Start of Block

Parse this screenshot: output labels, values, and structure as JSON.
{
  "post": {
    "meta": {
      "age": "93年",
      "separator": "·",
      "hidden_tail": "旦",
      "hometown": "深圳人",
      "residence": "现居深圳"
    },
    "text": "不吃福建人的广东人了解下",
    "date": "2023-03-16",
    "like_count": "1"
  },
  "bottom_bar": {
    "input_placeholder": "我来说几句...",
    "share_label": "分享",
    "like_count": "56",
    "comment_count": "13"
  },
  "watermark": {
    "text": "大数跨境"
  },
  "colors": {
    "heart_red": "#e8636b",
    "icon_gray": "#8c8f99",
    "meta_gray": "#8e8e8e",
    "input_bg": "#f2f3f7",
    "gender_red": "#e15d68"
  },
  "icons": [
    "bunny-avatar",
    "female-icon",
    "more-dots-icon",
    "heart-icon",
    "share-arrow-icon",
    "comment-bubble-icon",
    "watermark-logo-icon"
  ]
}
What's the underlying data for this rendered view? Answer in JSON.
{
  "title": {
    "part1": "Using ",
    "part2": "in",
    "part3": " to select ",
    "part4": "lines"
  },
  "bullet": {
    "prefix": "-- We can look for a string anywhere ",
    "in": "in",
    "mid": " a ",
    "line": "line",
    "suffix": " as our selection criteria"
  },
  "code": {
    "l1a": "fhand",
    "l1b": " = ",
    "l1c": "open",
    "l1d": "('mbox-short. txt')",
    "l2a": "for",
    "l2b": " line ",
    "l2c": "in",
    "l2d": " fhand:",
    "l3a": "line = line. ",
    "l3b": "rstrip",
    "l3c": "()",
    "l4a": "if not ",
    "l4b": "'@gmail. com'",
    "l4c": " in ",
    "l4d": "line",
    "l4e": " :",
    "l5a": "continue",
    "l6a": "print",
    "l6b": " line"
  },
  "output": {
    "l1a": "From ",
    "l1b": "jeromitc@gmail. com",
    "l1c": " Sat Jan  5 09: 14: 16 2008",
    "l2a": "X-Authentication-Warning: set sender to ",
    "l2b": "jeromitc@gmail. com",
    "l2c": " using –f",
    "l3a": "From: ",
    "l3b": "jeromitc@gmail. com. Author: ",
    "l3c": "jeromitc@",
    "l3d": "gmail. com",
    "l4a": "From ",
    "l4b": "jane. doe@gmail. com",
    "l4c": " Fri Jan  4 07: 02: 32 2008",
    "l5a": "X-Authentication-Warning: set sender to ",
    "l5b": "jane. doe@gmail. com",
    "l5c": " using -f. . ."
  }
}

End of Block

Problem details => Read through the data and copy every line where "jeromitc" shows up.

Reply to the exercise =>
    "l1b": "jeromitc@gmail. com",
    "l2b": "jeromitc@gmail. com",
    "l3b": "jeromitc@gmail. com. Author: ",
    "l3c": "jeromitc@",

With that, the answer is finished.